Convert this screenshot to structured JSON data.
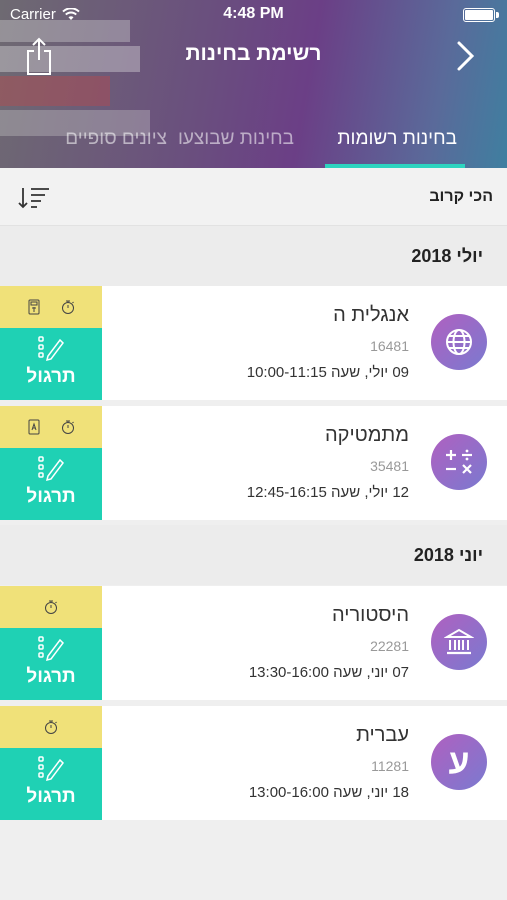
{
  "status": {
    "carrier": "Carrier",
    "time": "4:48 PM"
  },
  "header": {
    "title": "רשימת בחינות",
    "tabs": [
      {
        "label": "בחינות רשומות",
        "active": true
      },
      {
        "label": "בחינות שבוצעו",
        "active": false
      },
      {
        "label": "ציונים סופיים",
        "active": false
      }
    ]
  },
  "sort": {
    "label": "הכי קרוב"
  },
  "groups": [
    {
      "month": "יולי 2018",
      "exams": [
        {
          "name": "אנגלית ה",
          "code": "16481",
          "when": "09 יולי, שעה 10:00-11:15",
          "icon": "globe-icon",
          "practice": "תרגול"
        },
        {
          "name": "מתמטיקה",
          "code": "35481",
          "when": "12 יולי, שעה 12:45-16:15",
          "icon": "math-operators-icon",
          "practice": "תרגול"
        }
      ]
    },
    {
      "month": "יוני 2018",
      "exams": [
        {
          "name": "היסטוריה",
          "code": "22281",
          "when": "07 יוני, שעה 13:30-16:00",
          "icon": "building-columns-icon",
          "practice": "תרגול"
        },
        {
          "name": "עברית",
          "code": "11281",
          "when": "18 יוני, שעה 13:00-16:00",
          "icon": "hebrew-letter-ayin-icon",
          "letter": "ע",
          "practice": "תרגול"
        }
      ]
    }
  ],
  "colors": {
    "accent": "#1fd1b4",
    "tools": "#f0e179",
    "icon_gradient_start": "#b060c0",
    "icon_gradient_end": "#7a7ad0"
  }
}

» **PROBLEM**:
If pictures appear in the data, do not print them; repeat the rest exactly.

» **TASK RESPONSE**:
Convert this screenshot to structured JSON data.
{
  "status": {
    "carrier": "Carrier",
    "time": "4:48 PM"
  },
  "header": {
    "title": "רשימת בחינות",
    "tabs": [
      {
        "label": "בחינות רשומות",
        "active": true
      },
      {
        "label": "בחינות שבוצעו",
        "active": false
      },
      {
        "label": "ציונים סופיים",
        "active": false
      }
    ]
  },
  "sort": {
    "label": "הכי קרוב"
  },
  "groups": [
    {
      "month": "יולי 2018",
      "exams": [
        {
          "name": "אנגלית ה",
          "code": "16481",
          "when": "09 יולי, שעה 10:00-11:15",
          "icon": "globe-icon",
          "practice": "תרגול"
        },
        {
          "name": "מתמטיקה",
          "code": "35481",
          "when": "12 יולי, שעה 12:45-16:15",
          "icon": "math-operators-icon",
          "practice": "תרגול"
        }
      ]
    },
    {
      "month": "יוני 2018",
      "exams": [
        {
          "name": "היסטוריה",
          "code": "22281",
          "when": "07 יוני, שעה 13:30-16:00",
          "icon": "building-columns-icon",
          "practice": "תרגול"
        },
        {
          "name": "עברית",
          "code": "11281",
          "when": "18 יוני, שעה 13:00-16:00",
          "icon": "hebrew-letter-ayin-icon",
          "letter": "ע",
          "practice": "תרגול"
        }
      ]
    }
  ],
  "colors": {
    "accent": "#1fd1b4",
    "tools": "#f0e179",
    "icon_gradient_start": "#b060c0",
    "icon_gradient_end": "#7a7ad0"
  }
}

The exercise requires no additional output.